Update June 20th, 10:31PM ET: Since we published this story, the mods of r/mildlyinteresting report their accounts have been reinstated. We’ve updated the story below to reflect the change.
Reddit has started removing moderator teams managing subreddits that switched the labeling on their communities to Not Safe For Work (NSFW) in the latest protests against the site.
With subreddits tagged NSFW, in addition to applying an age gate for desktop viewers and restricting access on mobile devices to logged-in users in the Reddit app, Reddit also doesn’t show ads. This cuts into its ability to monetize them, which is a major part of Reddit’s disputed push to charge apps for using the API. On Thursday, r/MildlyInteresting was one that had gone NSFW, following in the footsteps of others like r/interestingasfuck and r/TIHI (Thanks I Hate It).
CEO Steve Huffman told me in an interview last week, “90-plus percent of Reddit users are on our platform, contributing, and are monetized either through ads or Reddit Premium. Why would we subsidize this small group? Why would we effectively pay them to use Reddit but not everybody else who also contributes to Reddit?”
“Moderators incorrectly marking a community as NSFW is a violation of both our Content Policy and Moderator Code of Conduct,” Reddit spokesperson Tim Rathschmidt said to The Verge when asked about the suspended mods. He declined to comment when asked if Reddit removed the mods.
Soon after we published this story, one of the r/MildlyInteresting moderators told The Verge that the entire mod team has now been reinstated — and by a different admin than the one that removed them. The mod’s account had received a 7-day suspension, but that has been reversed, too, they said. A Verge commenter who identifies as an r/MildlyInteresting mod also says the team has been reinstated and unsuspended.
Asked if Reddit could confirm the reinstatement, Rathschmidt declined, saying, “I’m not going to set a precedent of confirming with The Verge every action we do or don’t take to ensure users can access their communities.” He didn’t elaborate on how removing a subreddit’s entire moderation team with no communication ensures users can access their communities, particularly since they were never entirely inaccessible beyond the limitations imposed by Reddit itself.

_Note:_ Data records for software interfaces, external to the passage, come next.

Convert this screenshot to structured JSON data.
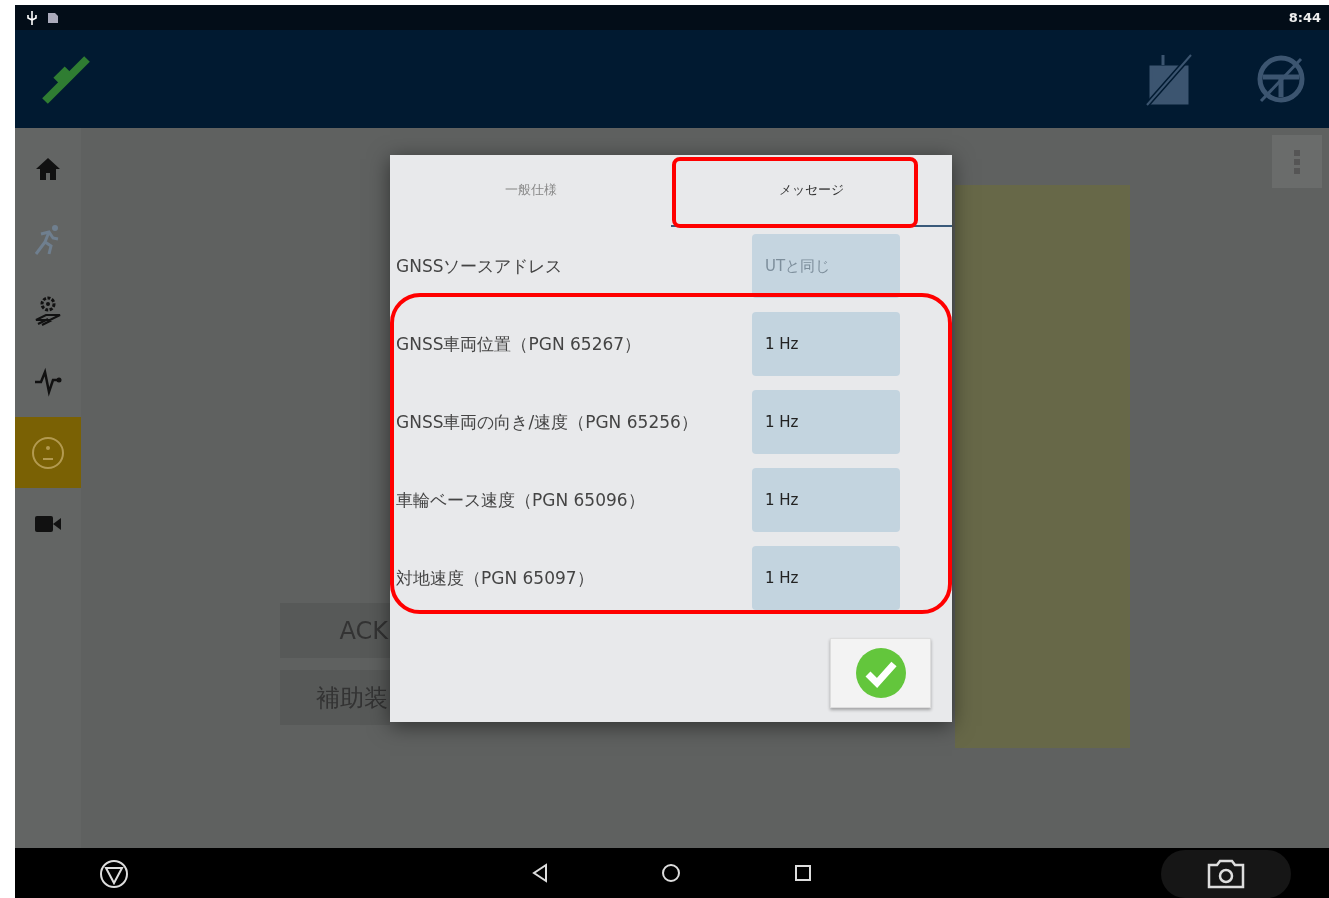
{
  "status_bar": {
    "time": "8:44"
  },
  "sidebar": {
    "items": [
      {
        "kind": "home",
        "selected": false,
        "disabled": false
      },
      {
        "kind": "runner",
        "selected": false,
        "disabled": true
      },
      {
        "kind": "field",
        "selected": false,
        "disabled": false
      },
      {
        "kind": "pulse",
        "selected": false,
        "disabled": false
      },
      {
        "kind": "badge",
        "selected": true,
        "disabled": false
      },
      {
        "kind": "video",
        "selected": false,
        "disabled": false
      }
    ]
  },
  "background_buttons": [
    "ACK",
    "補助装"
  ],
  "dialog": {
    "tabs": [
      {
        "label": "一般仕様",
        "selected": false
      },
      {
        "label": "メッセージ",
        "selected": true
      }
    ],
    "rows": [
      {
        "label": "GNSSソースアドレス",
        "value": "UTと同じ",
        "disabled": true
      },
      {
        "label": "GNSS車両位置（PGN 65267）",
        "value": "1 Hz",
        "disabled": false
      },
      {
        "label": "GNSS車両の向き/速度（PGN 65256）",
        "value": "1 Hz",
        "disabled": false
      },
      {
        "label": "車輪ベース速度（PGN 65096）",
        "value": "1 Hz",
        "disabled": false
      },
      {
        "label": "対地速度（PGN 65097）",
        "value": "1 Hz",
        "disabled": false
      }
    ]
  }
}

However, according to the now-former r/MildlyInteresting mod that wrote the post, just after they switched the subreddit over, they were logged out of their account and locked out. It quickly became clear that Reddit-employed administrators (as opposed to the mods, who don’t work for Reddit) were involved:
Following this, another mod posted our update instead. Right after, the u/ModCodeofConduct [a Reddit admin account] account removed the post and flipped the sub back to restricted instead of public. Then, the second moderator was also logged out of their account and locked out. Other mods tried to re-approve the post, one of them was promptly logged out and locked out as well.
After that, according to the former r/MildlyInteresting mod, the entire mod team was removed from the subreddit, before eventually being reinstated.
While r/MildlyInteresting got its mods back, other newly NSFW subs that lost their mods Thursday still don’t have them. r/interestingasfuck (11 million subscribers), r/TIHI (1.7 million subscribers), and r/ShittyLifeProTips (1.6 million subscribers), which had all gone NSFW or loosened their rules, are currently unmoderated.
Removal of mods is perhaps Reddit’s biggest action yet against its moderators, who are unpaid volunteers that sometimes dedicate years of their lives to managing these communities. Some mods said they felt threatened by messages sent by the company last week indicating it would unseat moderators who didn’t work to reopen their communities, and now that it’s a reality, the effects on those communities could be massive.